Record excerpts =>
━━━

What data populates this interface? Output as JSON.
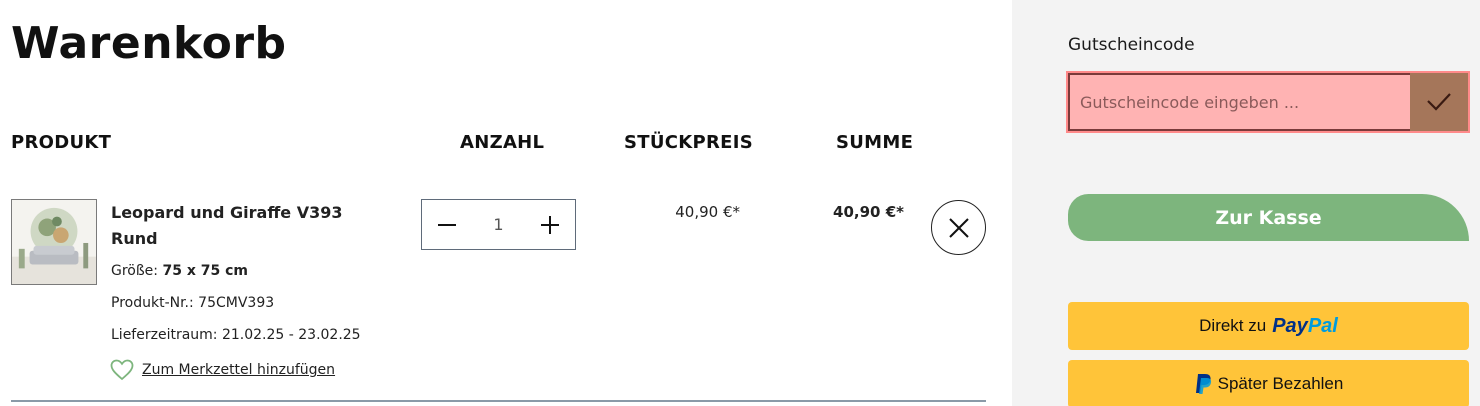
{
  "cart": {
    "title": "Warenkorb",
    "columns": {
      "product": "PRODUKT",
      "quantity": "ANZAHL",
      "unit_price": "STÜCKPREIS",
      "sum": "SUMME"
    },
    "items": [
      {
        "name": "Leopard und Giraffe V393 Rund",
        "size_label": "Größe:",
        "size_value": "75 x 75 cm",
        "product_nr": "Produkt-Nr.: 75CMV393",
        "delivery": "Lieferzeitraum: 21.02.25 - 23.02.25",
        "wishlist_label": "Zum Merkzettel hinzufügen",
        "quantity": "1",
        "unit_price": "40,90 €*",
        "sum": "40,90 €*"
      }
    ]
  },
  "sidebar": {
    "coupon_label": "Gutscheincode",
    "coupon_placeholder": "Gutscheincode eingeben ...",
    "checkout_label": "Zur Kasse",
    "paypal_prefix": "Direkt zu",
    "paypal_brand_pay": "Pay",
    "paypal_brand_pal": "Pal",
    "paypal_later_label": "Später Bezahlen"
  },
  "colors": {
    "sidebar_bg": "#f3f3f3",
    "checkout_green": "#7db57d",
    "paypal_yellow": "#ffc439",
    "coupon_highlight": "#ffb3b3",
    "coupon_button": "#a5765a"
  },
  "icons": {
    "minus": "minus-icon",
    "plus": "plus-icon",
    "remove": "close-icon",
    "coupon_submit": "checkmark-icon",
    "wishlist": "heart-icon",
    "paypal": "paypal-icon"
  }
}
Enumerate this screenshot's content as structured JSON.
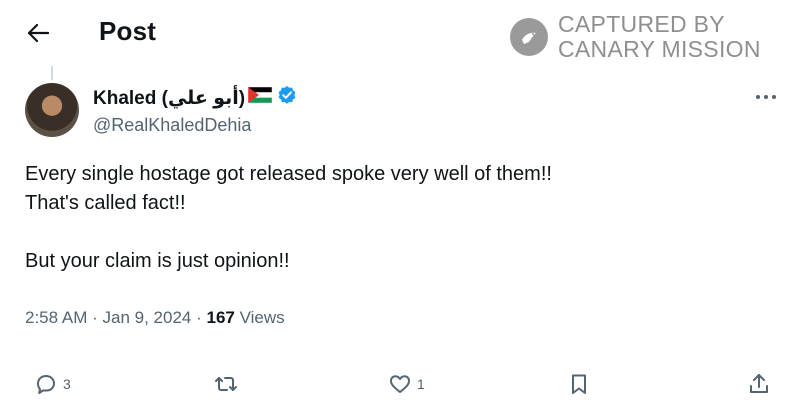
{
  "header": {
    "title": "Post"
  },
  "watermark": {
    "line1": "CAPTURED BY",
    "line2": "CANARY MISSION"
  },
  "author": {
    "display_name": "Khaled (أبو علي)",
    "handle": "@RealKhaledDehia",
    "flag_icon": "palestine-flag-icon",
    "verified_icon": "verified-badge-icon"
  },
  "post": {
    "text_lines": [
      "Every single hostage got released spoke very well of them!!",
      "That's called fact!!",
      "",
      "But your claim is just opinion!!"
    ],
    "time": "2:58 AM",
    "date": "Jan 9, 2024",
    "views_count": "167",
    "views_label": "Views"
  },
  "actions": {
    "reply_count": "3",
    "like_count": "1"
  },
  "colors": {
    "text": "#0f1419",
    "muted": "#536471",
    "verified": "#1d9bf0"
  }
}
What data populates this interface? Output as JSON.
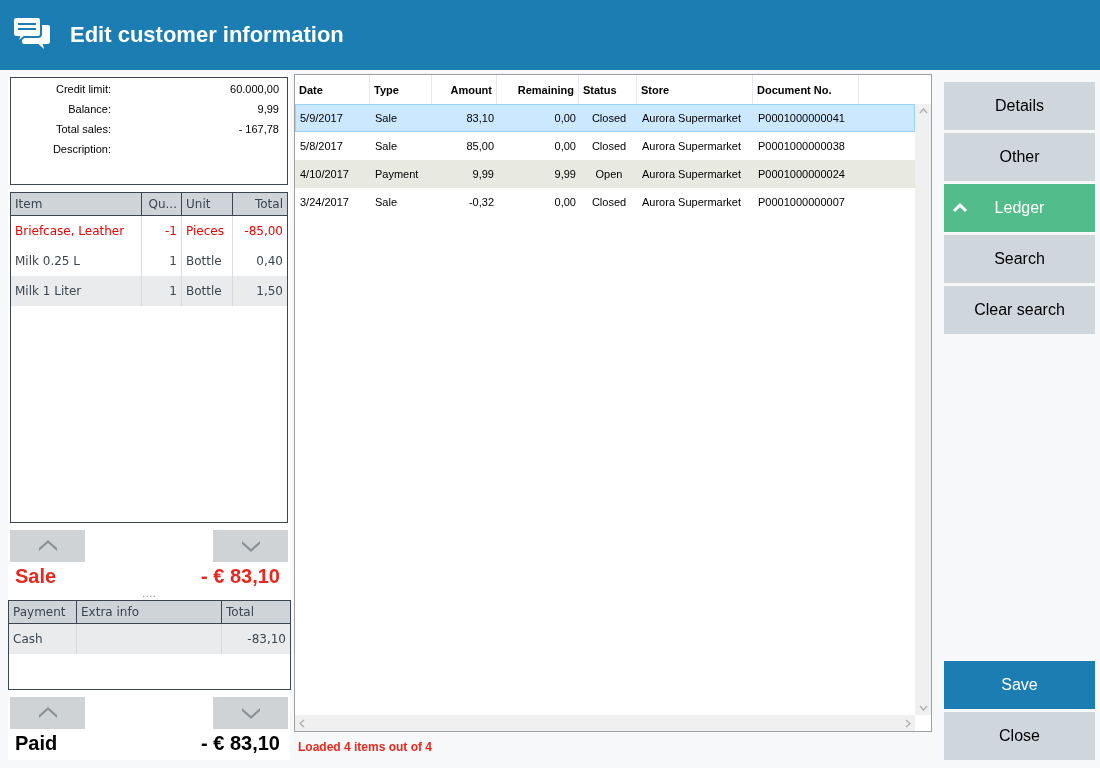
{
  "window": {
    "title": "Edit customer information"
  },
  "summary": [
    {
      "label": "Credit limit:",
      "value": "60.000,00"
    },
    {
      "label": "Balance:",
      "value": "9,99"
    },
    {
      "label": "Total sales:",
      "value": "- 167,78"
    },
    {
      "label": "Description:"
    }
  ],
  "items": {
    "columns": [
      "Item",
      "Qu...",
      "Unit",
      "Total"
    ],
    "rows": [
      {
        "cells": [
          "Briefcase, Leather",
          "-1",
          "Pieces",
          "-85,00"
        ],
        "returned": true,
        "selected": false
      },
      {
        "cells": [
          "Milk 0.25 L",
          "1",
          "Bottle",
          "0,40"
        ],
        "returned": false,
        "selected": false
      },
      {
        "cells": [
          "Milk 1 Liter",
          "1",
          "Bottle",
          "1,50"
        ],
        "returned": false,
        "selected": true
      }
    ]
  },
  "sale_total": {
    "label": "Sale",
    "value": "- € 83,10"
  },
  "splitter": "....",
  "payments": {
    "columns": [
      "Payment",
      "Extra info",
      "Total"
    ],
    "rows": [
      {
        "cells": [
          "Cash",
          "",
          "-83,10"
        ],
        "selected": true
      }
    ]
  },
  "paid_total": {
    "label": "Paid",
    "value": "- € 83,10"
  },
  "ledger": {
    "columns": [
      "Date",
      "Type",
      "Amount",
      "Remaining",
      "Status",
      "Store",
      "Document No."
    ],
    "rows": [
      {
        "cells": [
          "5/9/2017",
          "Sale",
          "83,10",
          "0,00",
          "Closed",
          "Aurora Supermarket",
          "P0001000000041"
        ],
        "selected": true,
        "open": false
      },
      {
        "cells": [
          "5/8/2017",
          "Sale",
          "85,00",
          "0,00",
          "Closed",
          "Aurora Supermarket",
          "P0001000000038"
        ],
        "selected": false,
        "open": false
      },
      {
        "cells": [
          "4/10/2017",
          "Payment",
          "9,99",
          "9,99",
          "Open",
          "Aurora Supermarket",
          "P0001000000024"
        ],
        "selected": false,
        "open": true
      },
      {
        "cells": [
          "3/24/2017",
          "Sale",
          "-0,32",
          "0,00",
          "Closed",
          "Aurora Supermarket",
          "P0001000000007"
        ],
        "selected": false,
        "open": false
      }
    ]
  },
  "status": "Loaded 4 items out of 4",
  "nav": [
    {
      "label": "Details",
      "selected": false
    },
    {
      "label": "Other",
      "selected": false
    },
    {
      "label": "Ledger",
      "selected": true
    },
    {
      "label": "Search",
      "selected": false
    },
    {
      "label": "Clear search",
      "selected": false
    }
  ],
  "actions": [
    {
      "label": "Save",
      "kind": "primary"
    },
    {
      "label": "Close",
      "kind": "secondary"
    }
  ]
}
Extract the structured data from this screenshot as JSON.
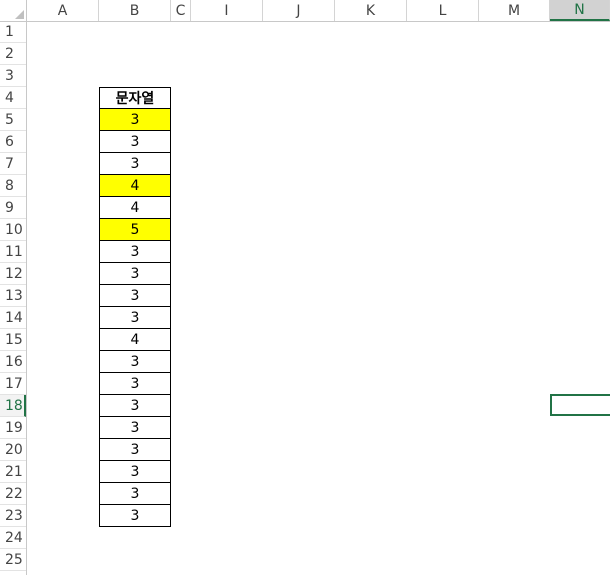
{
  "columns": [
    "A",
    "B",
    "C",
    "I",
    "J",
    "K",
    "L",
    "M",
    "N"
  ],
  "active_column": "N",
  "rows": [
    "1",
    "2",
    "3",
    "4",
    "5",
    "6",
    "7",
    "8",
    "9",
    "10",
    "11",
    "12",
    "13",
    "14",
    "15",
    "16",
    "17",
    "18",
    "19",
    "20",
    "21",
    "22",
    "23",
    "24",
    "25"
  ],
  "active_row": "18",
  "table": {
    "header": "문자열",
    "values": [
      "3",
      "3",
      "3",
      "4",
      "4",
      "5",
      "3",
      "3",
      "3",
      "3",
      "4",
      "3",
      "3",
      "3",
      "3",
      "3",
      "3",
      "3",
      "3"
    ],
    "highlighted_rows": [
      0,
      3,
      5
    ],
    "highlight_color": "#ffff00"
  },
  "accent_color": "#217346"
}
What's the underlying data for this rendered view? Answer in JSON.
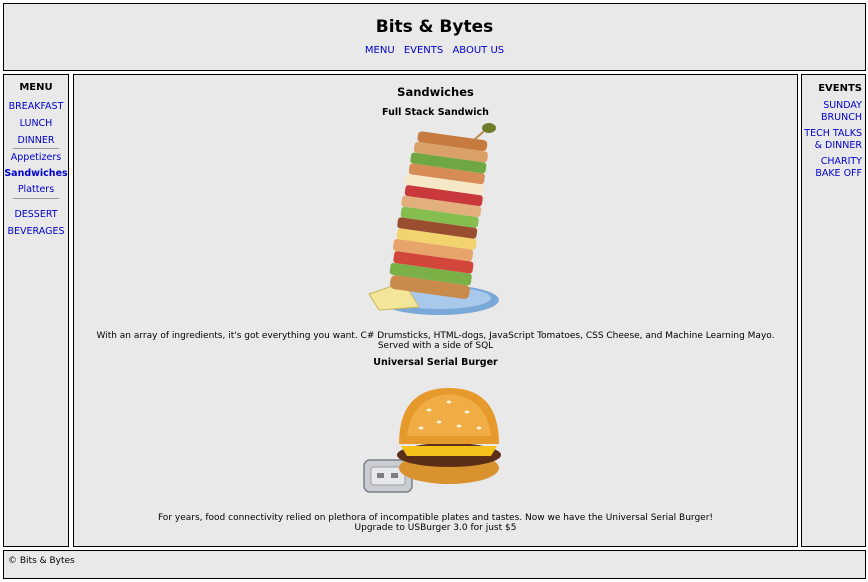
{
  "header": {
    "title": "Bits & Bytes",
    "nav": [
      "MENU",
      "EVENTS",
      "ABOUT US"
    ]
  },
  "left_menu": {
    "title": "MENU",
    "items": {
      "breakfast": "BREAKFAST",
      "lunch": "LUNCH",
      "dinner": "DINNER",
      "appetizers": "Appetizers",
      "sandwiches": "Sandwiches",
      "platters": "Platters",
      "dessert": "DESSERT",
      "beverages": "BEVERAGES"
    },
    "active": "Sandwiches"
  },
  "main": {
    "heading": "Sandwiches",
    "items": [
      {
        "name": "Full Stack Sandwich",
        "image_icon": "stacked-sandwich-image",
        "desc_line1": "With an array of ingredients, it's got everything you want. C# Drumsticks, HTML-dogs, JavaScript Tomatoes, CSS Cheese, and Machine Learning Mayo.",
        "desc_line2": "Served with a side of SQL"
      },
      {
        "name": "Universal Serial Burger",
        "image_icon": "usb-burger-image",
        "desc_line1": "For years, food connectivity relied on plethora of incompatible plates and tastes. Now we have the Universal Serial Burger!",
        "desc_line2": "Upgrade to USBurger 3.0 for just $5"
      }
    ]
  },
  "right_events": {
    "title": "EVENTS",
    "items": [
      "SUNDAY BRUNCH",
      "TECH TALKS & DINNER",
      "CHARITY BAKE OFF"
    ]
  },
  "footer": {
    "copyright": "© Bits & Bytes"
  },
  "colors": {
    "panel_bg": "#e9e9e9",
    "link": "#0000cc",
    "border": "#000000"
  }
}
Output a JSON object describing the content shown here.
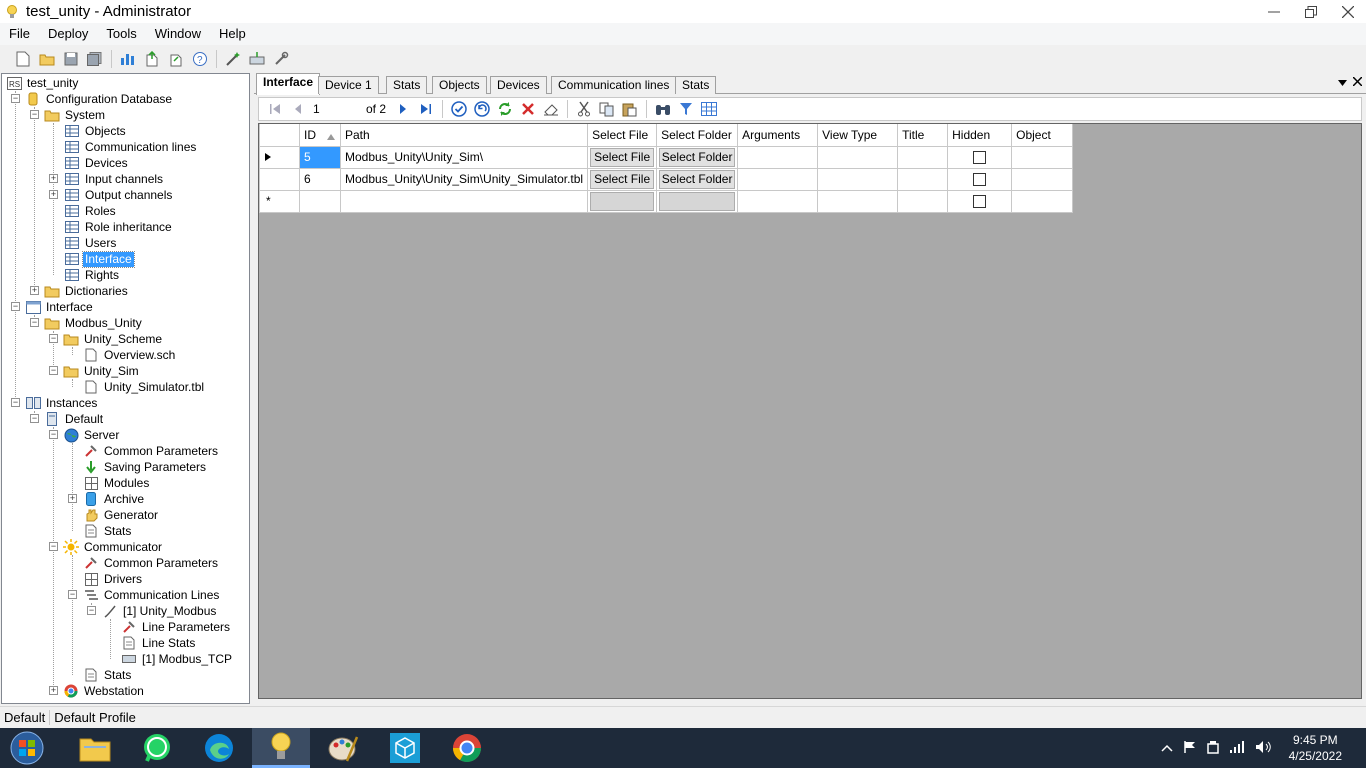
{
  "window": {
    "title": "test_unity - Administrator"
  },
  "menu": [
    "File",
    "Deploy",
    "Tools",
    "Window",
    "Help"
  ],
  "toolbar_icons": [
    "new-icon",
    "open-icon",
    "save-icon",
    "save-all-icon",
    "chart-icon",
    "upload-icon",
    "export-icon",
    "help-icon",
    "wizard-icon",
    "import-icon",
    "tools-icon"
  ],
  "tree": {
    "root": "test_unity",
    "root_badge": "RS",
    "configuration_database": "Configuration Database",
    "system": "System",
    "objects": "Objects",
    "communication_lines": "Communication lines",
    "devices": "Devices",
    "input_channels": "Input channels",
    "output_channels": "Output channels",
    "roles": "Roles",
    "role_inheritance": "Role inheritance",
    "users": "Users",
    "interface_table": "Interface",
    "rights": "Rights",
    "dictionaries": "Dictionaries",
    "interface": "Interface",
    "modbus_unity": "Modbus_Unity",
    "unity_scheme": "Unity_Scheme",
    "overview_sch": "Overview.sch",
    "unity_sim": "Unity_Sim",
    "unity_simulator_tbl": "Unity_Simulator.tbl",
    "instances": "Instances",
    "default": "Default",
    "server": "Server",
    "server_common_parameters": "Common Parameters",
    "saving_parameters": "Saving Parameters",
    "modules": "Modules",
    "archive": "Archive",
    "generator": "Generator",
    "server_stats": "Stats",
    "communicator": "Communicator",
    "comm_common_parameters": "Common Parameters",
    "drivers": "Drivers",
    "communication_lines_node": "Communication Lines",
    "unity_modbus_line": "[1] Unity_Modbus",
    "line_parameters": "Line Parameters",
    "line_stats": "Line Stats",
    "modbus_tcp": "[1] Modbus_TCP",
    "comm_stats": "Stats",
    "webstation": "Webstation"
  },
  "tabs": [
    "Interface",
    "Device 1",
    "Stats",
    "Objects",
    "Devices",
    "Communication lines",
    "Stats"
  ],
  "navigator": {
    "position": "1",
    "of": "of 2"
  },
  "grid": {
    "columns": [
      "ID",
      "Path",
      "Select File",
      "Select Folder",
      "Arguments",
      "View Type",
      "Title",
      "Hidden",
      "Object"
    ],
    "rows": [
      {
        "id": "5",
        "path": "Modbus_Unity\\Unity_Sim\\",
        "select_file": "Select File",
        "select_folder": "Select Folder",
        "arguments": "",
        "view_type": "",
        "title": "",
        "hidden": false,
        "object": ""
      },
      {
        "id": "6",
        "path": "Modbus_Unity\\Unity_Sim\\Unity_Simulator.tbl",
        "select_file": "Select File",
        "select_folder": "Select Folder",
        "arguments": "",
        "view_type": "",
        "title": "",
        "hidden": false,
        "object": ""
      }
    ],
    "new_row_marker": "*"
  },
  "status": {
    "left": "Default",
    "right": "Default Profile"
  },
  "taskbar": {
    "time": "9:45 PM",
    "date": "4/25/2022"
  },
  "colors": {
    "selection": "#3399ff",
    "taskbar": "#1e2a3a",
    "grid_background": "#a9a9a9"
  }
}
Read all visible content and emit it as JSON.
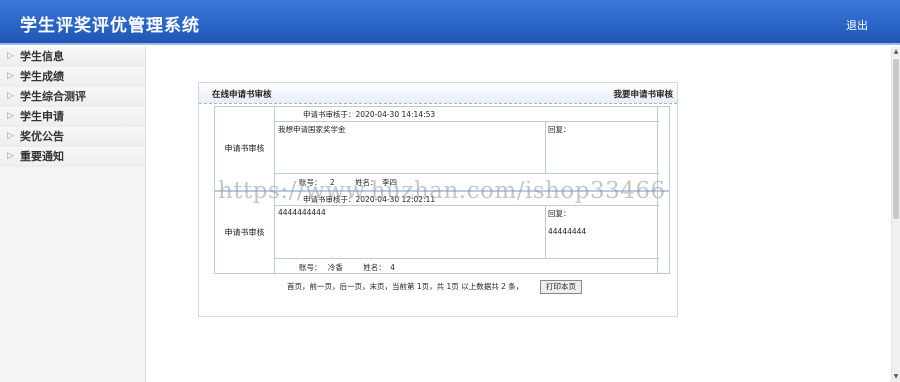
{
  "header": {
    "title": "学生评奖评优管理系统",
    "logout": "退出"
  },
  "sidebar": {
    "items": [
      {
        "label": "学生信息"
      },
      {
        "label": "学生成绩"
      },
      {
        "label": "学生综合测评"
      },
      {
        "label": "学生申请"
      },
      {
        "label": "奖优公告"
      },
      {
        "label": "重要通知"
      }
    ]
  },
  "panel": {
    "title": "在线申请书审核",
    "link": "我要申请书审核",
    "records": [
      {
        "label": "申请书审核",
        "time": "申请书审核于：2020-04-30 14:14:53",
        "content": "我想申请国家奖学金",
        "reply_label": "回复：",
        "reply_value": "",
        "account_label": "账号：",
        "account_value": "2",
        "name_label": "姓名：",
        "name_value": "李四"
      },
      {
        "label": "申请书审核",
        "time": "申请书审核于：2020-04-30 12:02:11",
        "content": "4444444444",
        "reply_label": "回复：",
        "reply_value": "44444444",
        "account_label": "账号：",
        "account_value": "冷香",
        "name_label": "姓名：",
        "name_value": "4"
      }
    ]
  },
  "pager": {
    "text": "首页，前一页，后一页，末页，当前第 1页，共 1页 以上数据共 2 条，",
    "print_label": "打印本页"
  },
  "watermark": "https://www.huzhan.com/ishop33466"
}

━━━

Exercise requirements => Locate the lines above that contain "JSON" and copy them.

Answer for this exercise =>
What data populates this interface? Output as JSON.
Enumerate this screenshot's content as structured JSON.
What data populates this interface? Output as JSON.
Extract the structured data from this screenshot as JSON.
What's the underlying data for this rendered view? Answer in JSON.
Output a JSON object describing the content shown here.
Read all visible content and emit it as JSON.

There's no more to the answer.